Judges 2:18-19 Whenever the Lord raised up a judge over Israel, he was with that judge and rescued the people from their enemies throughout the judge’s lifetime. For the Lord took pity on his people, who were burdened by oppression and suffering. But when the judge died, the people returned to their corrupt ways, behaving worse than those who had lived before them. They went after other gods, serving and worshiping them. And they refused to give up their evil practices and stubborn ways.

And it happened again after another judge died,

Judges 6:1 The Israelites did evil in the Lord’s sight. So the Lord handed them over to the Midianites for seven years.

and again,

Judges 10:5-6 When Jair [a judge] died, he was buried in Kamon. Again the Israelites did evil in the Lord’s sight.

And so on.

The Israelites needed a strong person to lead them into staying faithful to God—something like a shepherd looking after the sheep. God wasn’t enough.

The people knew it when they later asked Samuel (the last judge) for a king:

1 Samuel 8:4-5 So all the elders of Israel gathered together and came to Samuel at Ramah. They said to him, ‘You are old, and your sons do not follow your ways; now appoint a king to lead us, such as all the other nations have.’

Jesus knew it too:

Mark 6:34 Jesus saw the huge crowd as he stepped from the boat, and he had compassion on them because they were like sheep without a shepherd. So he began teaching them many things.

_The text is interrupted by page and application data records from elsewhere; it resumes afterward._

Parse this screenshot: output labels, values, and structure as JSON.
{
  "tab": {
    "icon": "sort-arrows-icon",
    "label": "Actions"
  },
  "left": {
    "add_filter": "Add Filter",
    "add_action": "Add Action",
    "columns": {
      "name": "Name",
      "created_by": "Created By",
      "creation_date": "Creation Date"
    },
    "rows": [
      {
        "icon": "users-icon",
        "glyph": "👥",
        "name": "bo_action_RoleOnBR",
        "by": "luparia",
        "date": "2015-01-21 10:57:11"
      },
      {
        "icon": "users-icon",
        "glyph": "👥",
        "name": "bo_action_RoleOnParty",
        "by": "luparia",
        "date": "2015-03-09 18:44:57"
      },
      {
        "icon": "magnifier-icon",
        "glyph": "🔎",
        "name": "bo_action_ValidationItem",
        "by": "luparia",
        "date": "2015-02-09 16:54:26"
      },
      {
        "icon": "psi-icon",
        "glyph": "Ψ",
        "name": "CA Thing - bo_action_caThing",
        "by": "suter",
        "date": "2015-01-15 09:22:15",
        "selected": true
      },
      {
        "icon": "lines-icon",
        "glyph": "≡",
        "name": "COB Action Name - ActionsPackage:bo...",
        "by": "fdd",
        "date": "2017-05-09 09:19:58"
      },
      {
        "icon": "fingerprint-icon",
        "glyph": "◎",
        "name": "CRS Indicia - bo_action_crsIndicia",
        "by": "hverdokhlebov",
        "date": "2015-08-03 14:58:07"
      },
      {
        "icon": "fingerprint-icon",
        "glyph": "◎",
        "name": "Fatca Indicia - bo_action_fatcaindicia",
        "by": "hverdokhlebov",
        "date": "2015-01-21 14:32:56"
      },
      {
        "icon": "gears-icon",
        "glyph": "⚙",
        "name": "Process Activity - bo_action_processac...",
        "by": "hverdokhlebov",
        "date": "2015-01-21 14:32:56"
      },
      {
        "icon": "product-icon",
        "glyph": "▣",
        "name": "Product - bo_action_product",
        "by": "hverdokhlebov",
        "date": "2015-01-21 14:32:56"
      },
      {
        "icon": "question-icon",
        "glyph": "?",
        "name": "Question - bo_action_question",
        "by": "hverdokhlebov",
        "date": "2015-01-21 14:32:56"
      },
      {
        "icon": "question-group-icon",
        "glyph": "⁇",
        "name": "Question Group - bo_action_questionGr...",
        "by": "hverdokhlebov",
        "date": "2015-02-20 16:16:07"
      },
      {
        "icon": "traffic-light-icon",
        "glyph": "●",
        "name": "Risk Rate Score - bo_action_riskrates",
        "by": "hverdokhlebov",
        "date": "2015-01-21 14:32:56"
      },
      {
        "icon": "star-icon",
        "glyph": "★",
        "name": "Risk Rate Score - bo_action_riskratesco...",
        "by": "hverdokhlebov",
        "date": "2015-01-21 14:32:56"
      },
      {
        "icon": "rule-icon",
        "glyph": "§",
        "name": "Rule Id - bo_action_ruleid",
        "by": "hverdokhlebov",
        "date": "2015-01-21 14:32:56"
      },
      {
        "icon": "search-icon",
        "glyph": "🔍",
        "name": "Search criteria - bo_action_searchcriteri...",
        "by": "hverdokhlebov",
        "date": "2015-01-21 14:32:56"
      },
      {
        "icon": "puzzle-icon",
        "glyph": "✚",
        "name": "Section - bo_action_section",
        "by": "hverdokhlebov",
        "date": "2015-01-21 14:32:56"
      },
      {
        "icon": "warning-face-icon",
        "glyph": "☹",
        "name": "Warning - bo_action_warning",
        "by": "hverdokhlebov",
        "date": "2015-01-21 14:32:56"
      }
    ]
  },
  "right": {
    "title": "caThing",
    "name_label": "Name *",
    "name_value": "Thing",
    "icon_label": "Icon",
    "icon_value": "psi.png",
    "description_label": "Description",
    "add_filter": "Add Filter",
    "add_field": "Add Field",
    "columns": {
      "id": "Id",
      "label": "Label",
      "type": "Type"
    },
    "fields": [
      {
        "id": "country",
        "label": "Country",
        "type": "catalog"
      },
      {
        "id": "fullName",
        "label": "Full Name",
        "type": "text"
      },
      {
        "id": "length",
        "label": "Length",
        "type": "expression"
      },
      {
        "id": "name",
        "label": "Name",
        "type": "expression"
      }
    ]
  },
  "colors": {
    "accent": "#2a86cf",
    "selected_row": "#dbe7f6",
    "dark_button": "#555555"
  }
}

But the idea was that God should be the shepherd, not a man or woman, as the King David wrote (or sang) in his famous psalm:

Psalm 23:1-4 The Lord is my shepherd, I lack nothing.
He makes me lie down in green pastures,
he leads me beside quiet waters, he refreshes my soul.
He guides me along the right paths for his name’s sake.
Even though I walk through the darkest valley,
I will fear no evil, for you are with me;
your rod and your staff, they comfort me.